**Exercise details**. Could the data below be retyped exactly, without its pictures?

**Supplied material**.
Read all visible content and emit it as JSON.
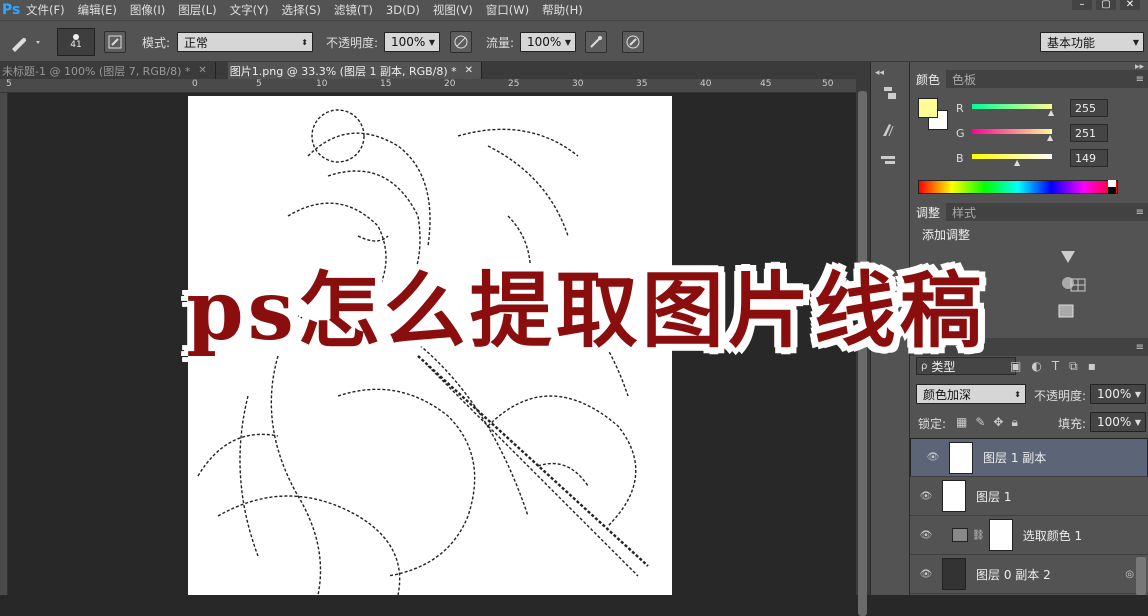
{
  "app": {
    "logo": "Ps"
  },
  "menu": [
    "文件(F)",
    "编辑(E)",
    "图像(I)",
    "图层(L)",
    "文字(Y)",
    "选择(S)",
    "滤镜(T)",
    "3D(D)",
    "视图(V)",
    "窗口(W)",
    "帮助(H)"
  ],
  "window_buttons": [
    "–",
    "▢",
    "✕"
  ],
  "options": {
    "brush_size": "41",
    "mode_label": "模式:",
    "mode_value": "正常",
    "opacity_label": "不透明度:",
    "opacity_value": "100%",
    "flow_label": "流量:",
    "flow_value": "100%",
    "workspace": "基本功能"
  },
  "tabs": [
    {
      "label": "未标题-1 @ 100% (图层 7, RGB/8) *",
      "close": "✕"
    },
    {
      "label": "图片1.png @ 33.3% (图层 1 副本, RGB/8) *",
      "close": "✕"
    }
  ],
  "ruler_labels": [
    "5",
    "0",
    "5",
    "10",
    "15",
    "20",
    "25",
    "30",
    "35",
    "40",
    "45",
    "50"
  ],
  "color_panel": {
    "tabs": [
      "颜色",
      "色板"
    ],
    "r_label": "R",
    "g_label": "G",
    "b_label": "B",
    "r": "255",
    "g": "251",
    "b": "149",
    "fg_color": "#fffb95"
  },
  "adjust_panel": {
    "tabs": [
      "调整",
      "样式"
    ],
    "title": "添加调整"
  },
  "layers_panel": {
    "filter_label": "类型",
    "blend_mode": "颜色加深",
    "opacity_label": "不透明度:",
    "opacity_value": "100%",
    "lock_label": "锁定:",
    "fill_label": "填充:",
    "fill_value": "100%",
    "layers": [
      {
        "name": "图层 1 副本"
      },
      {
        "name": "图层 1"
      },
      {
        "name": "选取颜色 1"
      },
      {
        "name": "图层 0 副本 2"
      }
    ]
  },
  "overlay_title": "ps怎么提取图片线稿"
}
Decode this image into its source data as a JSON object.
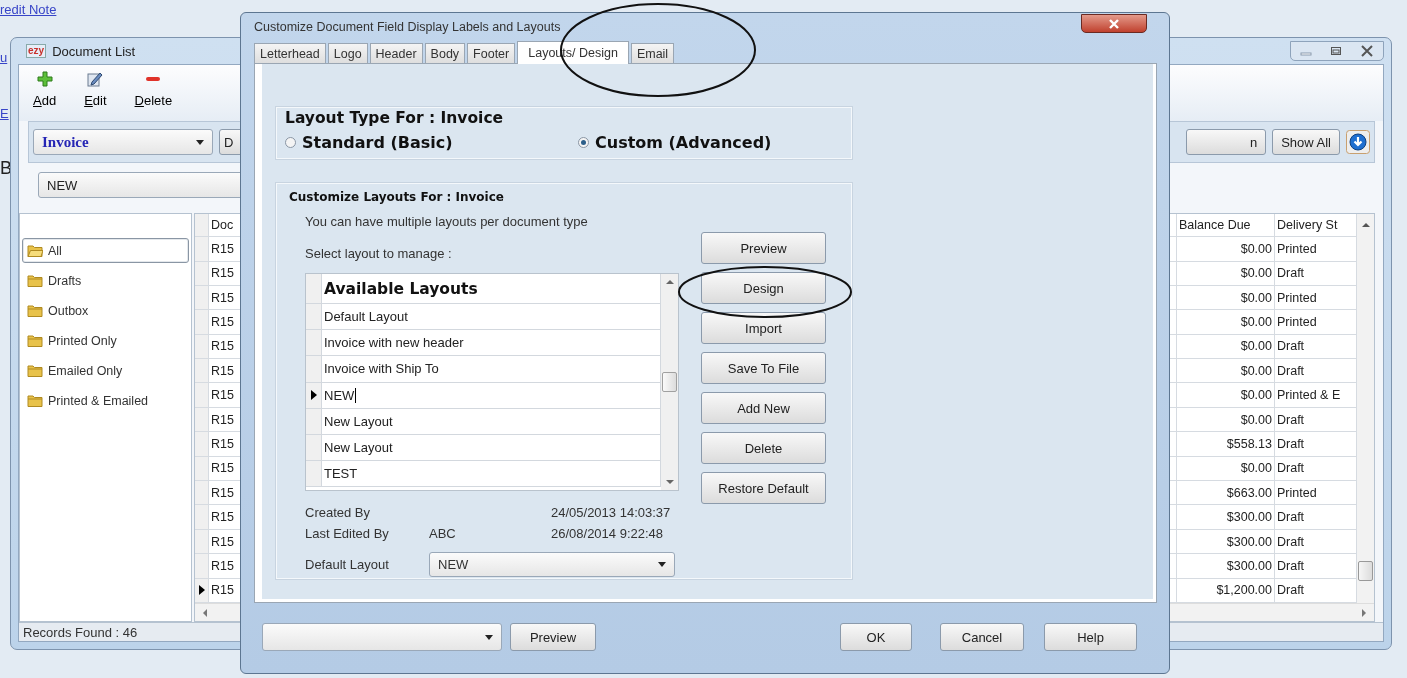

**Solved exercise**.
Read all visible content and emit it as JSON.
{
  "app": {
    "logo": "Ps"
  },
  "menu": [
    "文件(F)",
    "编辑(E)",
    "图像(I)",
    "图层(L)",
    "文字(Y)",
    "选择(S)",
    "滤镜(T)",
    "3D(D)",
    "视图(V)",
    "窗口(W)",
    "帮助(H)"
  ],
  "window_buttons": [
    "–",
    "▢",
    "✕"
  ],
  "options": {
    "brush_size": "41",
    "mode_label": "模式:",
    "mode_value": "正常",
    "opacity_label": "不透明度:",
    "opacity_value": "100%",
    "flow_label": "流量:",
    "flow_value": "100%",
    "workspace": "基本功能"
  },
  "tabs": [
    {
      "label": "未标题-1 @ 100% (图层 7, RGB/8) *",
      "close": "✕"
    },
    {
      "label": "图片1.png @ 33.3% (图层 1 副本, RGB/8) *",
      "close": "✕"
    }
  ],
  "ruler_labels": [
    "5",
    "0",
    "5",
    "10",
    "15",
    "20",
    "25",
    "30",
    "35",
    "40",
    "45",
    "50"
  ],
  "color_panel": {
    "tabs": [
      "颜色",
      "色板"
    ],
    "r_label": "R",
    "g_label": "G",
    "b_label": "B",
    "r": "255",
    "g": "251",
    "b": "149",
    "fg_color": "#fffb95"
  },
  "adjust_panel": {
    "tabs": [
      "调整",
      "样式"
    ],
    "title": "添加调整"
  },
  "layers_panel": {
    "filter_label": "类型",
    "blend_mode": "颜色加深",
    "opacity_label": "不透明度:",
    "opacity_value": "100%",
    "lock_label": "锁定:",
    "fill_label": "填充:",
    "fill_value": "100%",
    "layers": [
      {
        "name": "图层 1 副本"
      },
      {
        "name": "图层 1"
      },
      {
        "name": "选取颜色 1"
      },
      {
        "name": "图层 0 副本 2"
      }
    ]
  },
  "overlay_title": "ps怎么提取图片线稿"
}
Decode this image into its source data as a JSON object.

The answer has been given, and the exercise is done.